MATERIAL SHOWN:
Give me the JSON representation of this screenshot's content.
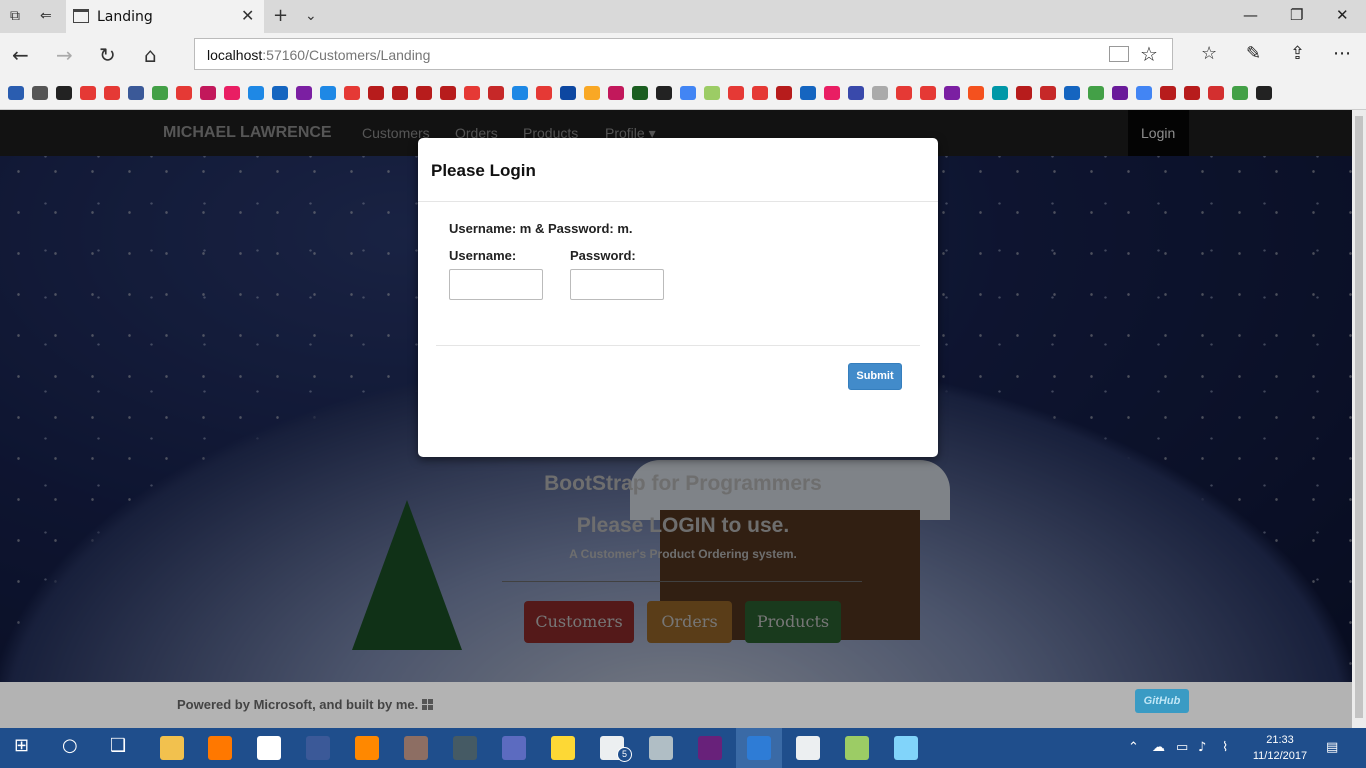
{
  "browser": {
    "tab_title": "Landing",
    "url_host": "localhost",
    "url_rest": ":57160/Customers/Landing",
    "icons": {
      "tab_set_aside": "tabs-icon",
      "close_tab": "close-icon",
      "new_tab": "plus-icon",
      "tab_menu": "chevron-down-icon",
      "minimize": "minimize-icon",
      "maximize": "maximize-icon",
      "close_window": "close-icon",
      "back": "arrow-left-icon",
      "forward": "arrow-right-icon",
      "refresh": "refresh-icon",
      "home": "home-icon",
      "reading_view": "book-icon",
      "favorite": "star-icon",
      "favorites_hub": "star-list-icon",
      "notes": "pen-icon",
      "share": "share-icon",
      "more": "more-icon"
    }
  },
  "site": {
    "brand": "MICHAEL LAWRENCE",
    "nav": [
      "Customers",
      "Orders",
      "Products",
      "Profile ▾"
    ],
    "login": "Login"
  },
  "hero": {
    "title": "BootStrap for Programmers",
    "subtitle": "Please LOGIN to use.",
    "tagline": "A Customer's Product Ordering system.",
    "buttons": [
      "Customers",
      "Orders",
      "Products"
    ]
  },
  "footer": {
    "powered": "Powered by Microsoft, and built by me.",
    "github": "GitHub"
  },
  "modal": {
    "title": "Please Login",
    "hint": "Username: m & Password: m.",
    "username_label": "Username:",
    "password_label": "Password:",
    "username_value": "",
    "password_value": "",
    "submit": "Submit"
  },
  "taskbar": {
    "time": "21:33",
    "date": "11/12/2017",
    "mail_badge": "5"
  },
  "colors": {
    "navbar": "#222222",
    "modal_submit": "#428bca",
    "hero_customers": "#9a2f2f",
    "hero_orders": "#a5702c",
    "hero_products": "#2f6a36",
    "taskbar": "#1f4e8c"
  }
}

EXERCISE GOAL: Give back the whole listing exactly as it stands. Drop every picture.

RESPONSE TO THE TASK:
Give me the JSON representation of this screenshot's content.
{
  "browser": {
    "tab_title": "Landing",
    "url_host": "localhost",
    "url_rest": ":57160/Customers/Landing",
    "icons": {
      "tab_set_aside": "tabs-icon",
      "close_tab": "close-icon",
      "new_tab": "plus-icon",
      "tab_menu": "chevron-down-icon",
      "minimize": "minimize-icon",
      "maximize": "maximize-icon",
      "close_window": "close-icon",
      "back": "arrow-left-icon",
      "forward": "arrow-right-icon",
      "refresh": "refresh-icon",
      "home": "home-icon",
      "reading_view": "book-icon",
      "favorite": "star-icon",
      "favorites_hub": "star-list-icon",
      "notes": "pen-icon",
      "share": "share-icon",
      "more": "more-icon"
    }
  },
  "site": {
    "brand": "MICHAEL LAWRENCE",
    "nav": [
      "Customers",
      "Orders",
      "Products",
      "Profile ▾"
    ],
    "login": "Login"
  },
  "hero": {
    "title": "BootStrap for Programmers",
    "subtitle": "Please LOGIN to use.",
    "tagline": "A Customer's Product Ordering system.",
    "buttons": [
      "Customers",
      "Orders",
      "Products"
    ]
  },
  "footer": {
    "powered": "Powered by Microsoft, and built by me.",
    "github": "GitHub"
  },
  "modal": {
    "title": "Please Login",
    "hint": "Username: m & Password: m.",
    "username_label": "Username:",
    "password_label": "Password:",
    "username_value": "",
    "password_value": "",
    "submit": "Submit"
  },
  "taskbar": {
    "time": "21:33",
    "date": "11/12/2017",
    "mail_badge": "5"
  },
  "colors": {
    "navbar": "#222222",
    "modal_submit": "#428bca",
    "hero_customers": "#9a2f2f",
    "hero_orders": "#a5702c",
    "hero_products": "#2f6a36",
    "taskbar": "#1f4e8c"
  }
}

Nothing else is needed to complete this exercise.